  1. Klemm, Hans Gunther (1992). Der Fränkische Mathematicus Johann Schöner (1477–1547) und seine Kirchehrenbacher Briefe an den Nürnberger Patrizier Willibald Pirckheimer. Forchheim: Ehrenbürg-Gymnasium. (Klemm concentrates on the period of Schöner’s stay in Kirchehrenbach and publishes at the end of this work transcriptions of letters between the Nuremberger theologian Willibald Pirckheimer and Schöner.)Google Scholar
  2. Schöner, Johannes (1967). Regiomontanus on Triangles, translated by Barnabas Hughes. Madison: University of Wisconsin Press. (Schöner’s publication of Regiomontanus’s De triangulis omnimodis.)Google Scholar
  3. Stevens, Henry N. (1888). Johann Schöner: Professor of Mathematics at Nuremberg, edited with an introduction by C. H. Coote.

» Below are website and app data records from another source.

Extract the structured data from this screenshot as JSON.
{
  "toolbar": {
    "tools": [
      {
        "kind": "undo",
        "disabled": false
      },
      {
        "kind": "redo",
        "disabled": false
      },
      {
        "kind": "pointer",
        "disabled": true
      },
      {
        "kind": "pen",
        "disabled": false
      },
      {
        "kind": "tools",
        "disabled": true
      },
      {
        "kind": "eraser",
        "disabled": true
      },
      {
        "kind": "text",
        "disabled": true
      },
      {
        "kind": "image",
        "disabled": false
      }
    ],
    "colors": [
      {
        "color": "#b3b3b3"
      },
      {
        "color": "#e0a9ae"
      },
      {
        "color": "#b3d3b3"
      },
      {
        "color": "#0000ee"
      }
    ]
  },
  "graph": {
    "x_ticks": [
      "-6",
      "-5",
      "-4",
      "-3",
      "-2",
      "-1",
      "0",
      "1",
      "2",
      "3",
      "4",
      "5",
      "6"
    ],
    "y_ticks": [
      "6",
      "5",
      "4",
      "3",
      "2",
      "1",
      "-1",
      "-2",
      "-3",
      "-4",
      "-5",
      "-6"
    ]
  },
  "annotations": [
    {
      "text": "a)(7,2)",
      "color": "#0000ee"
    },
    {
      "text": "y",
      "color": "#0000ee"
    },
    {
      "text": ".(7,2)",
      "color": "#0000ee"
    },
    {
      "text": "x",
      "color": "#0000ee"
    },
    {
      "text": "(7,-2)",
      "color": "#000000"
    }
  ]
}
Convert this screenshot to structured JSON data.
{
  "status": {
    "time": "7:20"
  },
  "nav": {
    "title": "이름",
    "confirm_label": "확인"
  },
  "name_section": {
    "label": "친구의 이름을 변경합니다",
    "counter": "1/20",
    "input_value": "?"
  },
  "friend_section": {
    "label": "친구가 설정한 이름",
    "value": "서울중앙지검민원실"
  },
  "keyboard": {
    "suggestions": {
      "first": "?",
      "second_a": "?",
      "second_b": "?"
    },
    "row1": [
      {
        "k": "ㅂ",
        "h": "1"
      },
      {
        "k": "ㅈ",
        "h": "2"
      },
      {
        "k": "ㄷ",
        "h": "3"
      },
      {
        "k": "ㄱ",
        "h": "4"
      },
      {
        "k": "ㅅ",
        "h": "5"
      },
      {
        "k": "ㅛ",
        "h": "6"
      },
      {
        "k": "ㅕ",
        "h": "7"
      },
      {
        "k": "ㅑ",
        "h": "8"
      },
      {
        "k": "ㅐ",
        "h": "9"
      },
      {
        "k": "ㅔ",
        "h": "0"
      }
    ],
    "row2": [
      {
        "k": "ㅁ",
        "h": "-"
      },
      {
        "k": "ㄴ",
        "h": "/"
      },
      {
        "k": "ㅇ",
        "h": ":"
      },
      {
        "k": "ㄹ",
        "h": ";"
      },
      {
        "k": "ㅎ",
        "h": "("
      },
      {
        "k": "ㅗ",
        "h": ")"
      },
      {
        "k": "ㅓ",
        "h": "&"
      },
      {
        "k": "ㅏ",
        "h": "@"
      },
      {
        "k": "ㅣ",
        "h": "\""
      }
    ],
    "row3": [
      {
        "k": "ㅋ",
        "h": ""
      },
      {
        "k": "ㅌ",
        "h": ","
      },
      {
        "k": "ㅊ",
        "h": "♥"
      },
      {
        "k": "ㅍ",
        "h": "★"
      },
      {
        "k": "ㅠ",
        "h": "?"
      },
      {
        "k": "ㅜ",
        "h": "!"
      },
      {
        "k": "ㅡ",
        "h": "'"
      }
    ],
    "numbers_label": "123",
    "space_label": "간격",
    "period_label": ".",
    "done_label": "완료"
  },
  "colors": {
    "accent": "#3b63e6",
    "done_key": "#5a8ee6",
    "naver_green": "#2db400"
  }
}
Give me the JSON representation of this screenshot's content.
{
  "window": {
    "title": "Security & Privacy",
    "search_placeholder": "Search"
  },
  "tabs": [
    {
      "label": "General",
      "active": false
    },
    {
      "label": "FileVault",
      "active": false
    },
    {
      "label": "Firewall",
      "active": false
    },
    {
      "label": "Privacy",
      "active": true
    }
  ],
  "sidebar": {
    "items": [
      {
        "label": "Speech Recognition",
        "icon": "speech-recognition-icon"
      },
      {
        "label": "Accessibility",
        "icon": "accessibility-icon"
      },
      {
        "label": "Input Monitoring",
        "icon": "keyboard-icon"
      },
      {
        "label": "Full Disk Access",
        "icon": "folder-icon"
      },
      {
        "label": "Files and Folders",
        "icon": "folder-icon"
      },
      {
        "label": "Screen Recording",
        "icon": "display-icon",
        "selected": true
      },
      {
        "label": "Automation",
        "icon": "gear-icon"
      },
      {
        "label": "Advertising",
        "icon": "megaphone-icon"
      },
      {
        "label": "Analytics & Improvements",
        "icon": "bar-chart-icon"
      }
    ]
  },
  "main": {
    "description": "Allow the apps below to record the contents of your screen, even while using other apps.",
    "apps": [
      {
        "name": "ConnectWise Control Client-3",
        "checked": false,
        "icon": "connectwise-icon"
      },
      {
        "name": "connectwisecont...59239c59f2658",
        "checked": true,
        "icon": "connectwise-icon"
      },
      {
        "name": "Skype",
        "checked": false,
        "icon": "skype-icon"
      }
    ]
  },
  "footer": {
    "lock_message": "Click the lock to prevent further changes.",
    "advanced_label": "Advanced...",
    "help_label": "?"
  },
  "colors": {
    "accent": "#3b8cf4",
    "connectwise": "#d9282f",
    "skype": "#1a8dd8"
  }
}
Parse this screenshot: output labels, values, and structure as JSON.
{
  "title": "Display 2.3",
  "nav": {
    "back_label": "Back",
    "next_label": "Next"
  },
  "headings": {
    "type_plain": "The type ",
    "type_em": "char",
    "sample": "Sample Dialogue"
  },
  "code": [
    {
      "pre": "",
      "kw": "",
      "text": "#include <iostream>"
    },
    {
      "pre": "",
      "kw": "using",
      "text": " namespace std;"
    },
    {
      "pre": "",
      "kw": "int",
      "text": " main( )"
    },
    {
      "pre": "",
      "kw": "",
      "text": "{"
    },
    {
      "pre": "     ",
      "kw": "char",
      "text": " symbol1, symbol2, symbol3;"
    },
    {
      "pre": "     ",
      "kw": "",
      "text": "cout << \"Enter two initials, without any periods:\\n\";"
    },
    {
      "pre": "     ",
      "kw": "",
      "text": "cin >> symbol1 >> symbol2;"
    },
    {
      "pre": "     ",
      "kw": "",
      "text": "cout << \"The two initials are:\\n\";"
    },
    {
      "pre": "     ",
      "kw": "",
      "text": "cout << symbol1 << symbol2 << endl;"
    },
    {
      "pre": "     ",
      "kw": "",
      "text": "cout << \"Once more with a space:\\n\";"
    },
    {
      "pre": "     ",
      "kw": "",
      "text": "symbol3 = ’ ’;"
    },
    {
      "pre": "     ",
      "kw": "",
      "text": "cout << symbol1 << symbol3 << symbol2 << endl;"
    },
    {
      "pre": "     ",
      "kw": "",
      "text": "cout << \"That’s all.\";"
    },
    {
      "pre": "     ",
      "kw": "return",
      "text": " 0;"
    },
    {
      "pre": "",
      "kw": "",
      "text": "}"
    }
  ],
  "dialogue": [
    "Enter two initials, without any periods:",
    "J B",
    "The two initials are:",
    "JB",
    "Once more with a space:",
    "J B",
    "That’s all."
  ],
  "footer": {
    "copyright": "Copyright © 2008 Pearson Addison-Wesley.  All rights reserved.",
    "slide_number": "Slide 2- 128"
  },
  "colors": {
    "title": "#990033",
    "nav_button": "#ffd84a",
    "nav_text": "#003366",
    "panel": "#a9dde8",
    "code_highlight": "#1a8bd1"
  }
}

London: Henry Stevens and Son. (Still a valuable source on Schöner’s life and works. In the “Historical Introduction” to this work, there is a short discussion of Schöner’s life on pp. xxxix–xlv. The book also contains facsimile reproductions and translations of Schöner’s Globe of 1523 and the introductory letter to the Globe which was written to Reymer von Streytpergk. In the back of the volume, there is an excellent bibliography of 46 of Schöner’s works. However, the bibliography does not list the works of Regiomontanus that Schöner edited for publication.)Google Scholar
  4. Thorndike, Lynn (1941). A History of Magic and Experimental Science. Vol. 5, pp. 354–371. New York: Columbia University Press. (For a valuable investigation of Schöner’s life and works.)Google Scholar
  5. Zinner, Ernst (1990). Regiomontanus: His Life and Work, translated by Ezra Brown. Amsterdam: North-Holland. (For more on Schöner’s acquisition and publication of Regiomontanus’s works.)Google Scholar

Copyright information

© Springer Science+Business Media New York 2014

Authors and Affiliations

  1. 1.Brigham Young UniversityIDUSA